Emily Carr Statue in Victoria



Emily Carr: Seeing + Being Seen (Exhibition Tour)

Emily Carr’s legacy is very much intertwined with the land and sites of the West Coast. She is celebrated for the way in which she articulated what she saw in these landscapes through painting and for how she interpreted and portrayed Indigenous village sites, landmarks, and culture.

The exhibition, Emily Carr: Seeing and Being Seen, is split into two sections. Half the gallery shows how she documented what was around her, highlighting many of the works she is admired for today. The other half focuses on how artists and historians of various backgrounds continue to interpret her legacy and body of work.

The section called Seeing displays 13 works by Carr focusing on bringing a more fulsome narrative to the intersection of land and cultures that Carr was documenting through her work. Not only showing what Carr recorded through her paintings at these sites, but also what other stories and lived experiences exist there.

Being Seen examines works by other artists impacted by Carr’s legacy. Artists who admire her work, historians who adore her, and works that hold her accountable and critique her engagement with Indigenous peoples. Showcased in this section are artists such as: Edythe Hembroff-Schleicher, Pat Martin Bates, Jack Shadbolt, Isabel Hobbs, and Joan Cardinal-Schubert offering many varied perspectives to engage with. Schubert’s work titled Birch Bark Letters to Emily Carr: Astrolobe Discovery depicts letters written to, and imagined conversations between Carr and the artist of Kainaiwa ancestry. All of these people see Carr through their own unique vantage point, and contribute to the ongoing discussion about what her work and legacy represent. The lens through which artists are seen by others shapes their legacy throughout their lives and after they are gone, and Emily Carr is no exception.

The Art Gallery of Greater Victoria is located on the traditional territory of the lək̓ʷəŋən speaking peoples, today known as the Esquimalt and Songhees Nations. We extend our gratitude and appreciation for the opportunity to live and work on this territory.

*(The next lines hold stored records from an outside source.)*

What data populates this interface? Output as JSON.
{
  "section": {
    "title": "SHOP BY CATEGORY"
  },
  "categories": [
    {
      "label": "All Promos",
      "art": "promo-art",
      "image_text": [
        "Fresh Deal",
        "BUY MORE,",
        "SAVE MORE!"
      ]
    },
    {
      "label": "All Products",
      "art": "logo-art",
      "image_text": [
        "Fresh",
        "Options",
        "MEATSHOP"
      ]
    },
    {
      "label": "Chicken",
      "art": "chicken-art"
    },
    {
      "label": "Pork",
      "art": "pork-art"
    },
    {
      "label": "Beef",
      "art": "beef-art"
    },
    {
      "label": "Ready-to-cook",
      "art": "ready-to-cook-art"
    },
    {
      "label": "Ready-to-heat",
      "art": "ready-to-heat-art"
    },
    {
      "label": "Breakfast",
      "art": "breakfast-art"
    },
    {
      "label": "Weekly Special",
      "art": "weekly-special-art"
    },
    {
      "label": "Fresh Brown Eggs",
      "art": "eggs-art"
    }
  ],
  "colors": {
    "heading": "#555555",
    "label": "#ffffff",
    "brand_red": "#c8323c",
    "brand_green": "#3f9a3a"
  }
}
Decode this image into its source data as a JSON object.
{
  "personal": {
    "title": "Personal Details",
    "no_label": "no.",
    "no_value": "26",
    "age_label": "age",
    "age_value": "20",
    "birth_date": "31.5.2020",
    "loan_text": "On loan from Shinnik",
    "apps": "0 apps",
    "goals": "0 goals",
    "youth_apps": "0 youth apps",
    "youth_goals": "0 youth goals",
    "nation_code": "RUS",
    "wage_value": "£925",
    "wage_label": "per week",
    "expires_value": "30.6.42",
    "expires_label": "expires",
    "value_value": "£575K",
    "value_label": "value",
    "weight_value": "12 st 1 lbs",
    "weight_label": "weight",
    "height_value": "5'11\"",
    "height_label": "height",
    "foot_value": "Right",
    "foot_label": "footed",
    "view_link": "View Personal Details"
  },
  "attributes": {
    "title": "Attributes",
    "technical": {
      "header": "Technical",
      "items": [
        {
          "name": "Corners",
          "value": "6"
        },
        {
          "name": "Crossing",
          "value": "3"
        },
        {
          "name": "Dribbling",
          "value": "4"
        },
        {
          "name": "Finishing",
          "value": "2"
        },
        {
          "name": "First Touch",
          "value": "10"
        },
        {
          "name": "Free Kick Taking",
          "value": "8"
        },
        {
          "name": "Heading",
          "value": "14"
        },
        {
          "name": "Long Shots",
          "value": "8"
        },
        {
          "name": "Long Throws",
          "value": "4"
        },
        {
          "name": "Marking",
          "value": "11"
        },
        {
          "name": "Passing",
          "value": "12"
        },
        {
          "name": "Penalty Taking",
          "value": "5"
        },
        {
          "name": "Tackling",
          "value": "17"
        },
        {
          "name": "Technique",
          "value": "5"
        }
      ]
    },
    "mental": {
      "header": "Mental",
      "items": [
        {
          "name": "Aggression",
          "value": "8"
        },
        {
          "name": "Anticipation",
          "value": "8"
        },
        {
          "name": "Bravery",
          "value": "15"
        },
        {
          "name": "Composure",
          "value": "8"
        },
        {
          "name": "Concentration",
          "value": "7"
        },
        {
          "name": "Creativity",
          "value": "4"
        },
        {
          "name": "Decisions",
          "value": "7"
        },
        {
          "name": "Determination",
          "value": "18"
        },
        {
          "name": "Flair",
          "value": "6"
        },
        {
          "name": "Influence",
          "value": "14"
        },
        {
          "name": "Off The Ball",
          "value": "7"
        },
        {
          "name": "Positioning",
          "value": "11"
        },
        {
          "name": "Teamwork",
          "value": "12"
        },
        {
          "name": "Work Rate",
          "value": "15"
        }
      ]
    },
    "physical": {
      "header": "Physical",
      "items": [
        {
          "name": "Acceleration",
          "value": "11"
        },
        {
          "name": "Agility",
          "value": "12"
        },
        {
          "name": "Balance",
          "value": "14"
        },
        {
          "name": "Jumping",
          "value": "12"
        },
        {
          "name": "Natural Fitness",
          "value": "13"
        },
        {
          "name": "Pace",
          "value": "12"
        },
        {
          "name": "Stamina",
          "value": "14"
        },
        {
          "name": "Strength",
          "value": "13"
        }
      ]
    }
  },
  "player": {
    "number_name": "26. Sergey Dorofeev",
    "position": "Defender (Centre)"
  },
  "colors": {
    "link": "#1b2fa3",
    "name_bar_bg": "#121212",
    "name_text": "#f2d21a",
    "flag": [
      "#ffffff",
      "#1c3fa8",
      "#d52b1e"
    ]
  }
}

Videography and editing by Marina DiMaio.

This post is also available in: Español

Skip to content